It is challenge cities elsewhere face, and analysis by the Oregon Office of Economic Analysis shows the challenge that the country’s 100 largest metro areas face is a balance among housing affordability, economic strength and quality of life.
Under Housing Affordability, Lehner looked at:
— Price Income Ratio. According to the American Community Survey for 2014, the median home value in Escambia County was $123,000. The median household income was $44,883 — about $3,740 a month.
— Cost burdened renters. In Escambia County, 50 percent of households pay more than 30 percent of their monthly income toward housing, according to the Pensacola Metro Dashboard.
So of that median income, half of the people are paying $1,122 a month or more in rent. What’s left over must cover all of the other bills, food, and other expenses.
— Vacancy rate. The Escambia 18.4 percent of housing units are vacant.
In Economic Strength, Lehner looks at job growth; the ratio of the working age population who are employed, and the number of startup businesses (businesses that are three years old or younger).
In Quality of Life, Lehner looked at household purchasing power and a measure that looks at several things including, violent crime rate per capita, property crimes per capita, air quality index, bars and restaurants, and arts and culture.
Oklahoma City, Okla.; Omaha, Neb.; and Des Moines, Iowa, top the list in the “sweet spot” where the economy is good, housing is reasonable and the community’s livability — a three-legged stool that leads to a balanced, healthy community.
If that's true, the Pensacola area's three-legged stool needs some work.
Author Josh Lehner writes that cities that are out of balance in the housing-income-lifestyle formula face problems.
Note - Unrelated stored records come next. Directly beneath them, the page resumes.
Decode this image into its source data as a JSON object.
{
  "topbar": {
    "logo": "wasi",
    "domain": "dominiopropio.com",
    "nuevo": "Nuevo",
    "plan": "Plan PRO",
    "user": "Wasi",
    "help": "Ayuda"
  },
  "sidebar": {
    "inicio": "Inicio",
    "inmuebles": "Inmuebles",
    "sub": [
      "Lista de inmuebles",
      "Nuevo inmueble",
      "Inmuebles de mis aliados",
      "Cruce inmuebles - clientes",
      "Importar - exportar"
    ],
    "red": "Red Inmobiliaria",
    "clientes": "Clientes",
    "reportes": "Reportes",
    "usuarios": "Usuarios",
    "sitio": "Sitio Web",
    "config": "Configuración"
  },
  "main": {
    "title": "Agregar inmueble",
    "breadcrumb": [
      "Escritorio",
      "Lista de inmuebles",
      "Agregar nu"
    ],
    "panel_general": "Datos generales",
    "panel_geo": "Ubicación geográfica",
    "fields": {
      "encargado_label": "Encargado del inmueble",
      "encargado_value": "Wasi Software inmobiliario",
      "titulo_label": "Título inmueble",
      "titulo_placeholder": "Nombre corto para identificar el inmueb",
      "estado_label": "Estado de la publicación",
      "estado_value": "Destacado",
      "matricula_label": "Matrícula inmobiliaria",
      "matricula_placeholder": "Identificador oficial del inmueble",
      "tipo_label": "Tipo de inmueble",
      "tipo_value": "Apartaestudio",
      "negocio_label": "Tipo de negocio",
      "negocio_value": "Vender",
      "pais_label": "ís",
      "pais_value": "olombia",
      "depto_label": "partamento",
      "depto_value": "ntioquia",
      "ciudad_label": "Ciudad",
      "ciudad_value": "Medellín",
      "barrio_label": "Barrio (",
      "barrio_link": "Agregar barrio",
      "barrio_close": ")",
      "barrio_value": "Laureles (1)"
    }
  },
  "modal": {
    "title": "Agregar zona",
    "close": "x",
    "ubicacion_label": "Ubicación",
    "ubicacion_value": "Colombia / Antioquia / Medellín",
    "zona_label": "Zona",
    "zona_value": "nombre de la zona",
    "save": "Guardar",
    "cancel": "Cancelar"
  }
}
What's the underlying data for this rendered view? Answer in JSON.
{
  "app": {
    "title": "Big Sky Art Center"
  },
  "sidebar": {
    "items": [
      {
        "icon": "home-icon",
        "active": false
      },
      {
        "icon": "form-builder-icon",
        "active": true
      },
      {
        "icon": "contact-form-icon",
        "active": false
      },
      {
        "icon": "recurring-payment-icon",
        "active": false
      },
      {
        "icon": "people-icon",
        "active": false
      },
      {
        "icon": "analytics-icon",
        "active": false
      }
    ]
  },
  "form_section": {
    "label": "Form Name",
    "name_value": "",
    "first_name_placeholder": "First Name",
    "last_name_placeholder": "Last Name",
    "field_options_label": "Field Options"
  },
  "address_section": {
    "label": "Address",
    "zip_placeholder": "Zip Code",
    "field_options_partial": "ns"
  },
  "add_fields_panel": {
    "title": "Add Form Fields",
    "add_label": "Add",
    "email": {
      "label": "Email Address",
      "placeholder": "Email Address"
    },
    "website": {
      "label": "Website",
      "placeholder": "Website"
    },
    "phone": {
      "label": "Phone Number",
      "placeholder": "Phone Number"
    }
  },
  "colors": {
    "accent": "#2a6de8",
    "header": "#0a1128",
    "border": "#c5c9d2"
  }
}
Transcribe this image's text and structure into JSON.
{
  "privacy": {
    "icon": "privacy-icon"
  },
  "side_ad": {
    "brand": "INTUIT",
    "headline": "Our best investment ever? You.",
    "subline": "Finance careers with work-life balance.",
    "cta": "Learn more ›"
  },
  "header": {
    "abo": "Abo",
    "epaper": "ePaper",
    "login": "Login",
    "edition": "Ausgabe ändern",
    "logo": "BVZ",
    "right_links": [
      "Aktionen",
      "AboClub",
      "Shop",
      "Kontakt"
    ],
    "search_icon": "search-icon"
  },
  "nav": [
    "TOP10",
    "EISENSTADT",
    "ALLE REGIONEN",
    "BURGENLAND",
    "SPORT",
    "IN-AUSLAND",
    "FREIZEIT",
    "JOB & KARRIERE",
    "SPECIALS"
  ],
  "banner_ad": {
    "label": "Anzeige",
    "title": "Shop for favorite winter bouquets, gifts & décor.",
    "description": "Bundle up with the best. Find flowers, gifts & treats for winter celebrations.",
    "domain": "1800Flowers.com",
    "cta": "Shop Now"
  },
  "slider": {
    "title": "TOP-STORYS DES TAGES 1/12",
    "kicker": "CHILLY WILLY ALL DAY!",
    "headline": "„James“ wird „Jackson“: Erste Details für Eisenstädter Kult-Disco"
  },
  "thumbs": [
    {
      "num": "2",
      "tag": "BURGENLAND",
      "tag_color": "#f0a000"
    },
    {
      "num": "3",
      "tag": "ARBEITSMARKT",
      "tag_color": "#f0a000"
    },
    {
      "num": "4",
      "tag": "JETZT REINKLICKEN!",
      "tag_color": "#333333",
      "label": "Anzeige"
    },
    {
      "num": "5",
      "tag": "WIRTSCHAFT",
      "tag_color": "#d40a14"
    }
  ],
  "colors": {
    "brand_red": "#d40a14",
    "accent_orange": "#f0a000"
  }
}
In his community of Portland, Ore., creeping housing prices could be putting a potential damper on that city’s livability.
Santa Rosa’s population grew 9 percent from 2010 to 2015. Escambia County’s grew about 4 percent in the same five-year period — a red flag for local governments, city planners, school officials, and economic development gurus in our corner of the Sunshine State.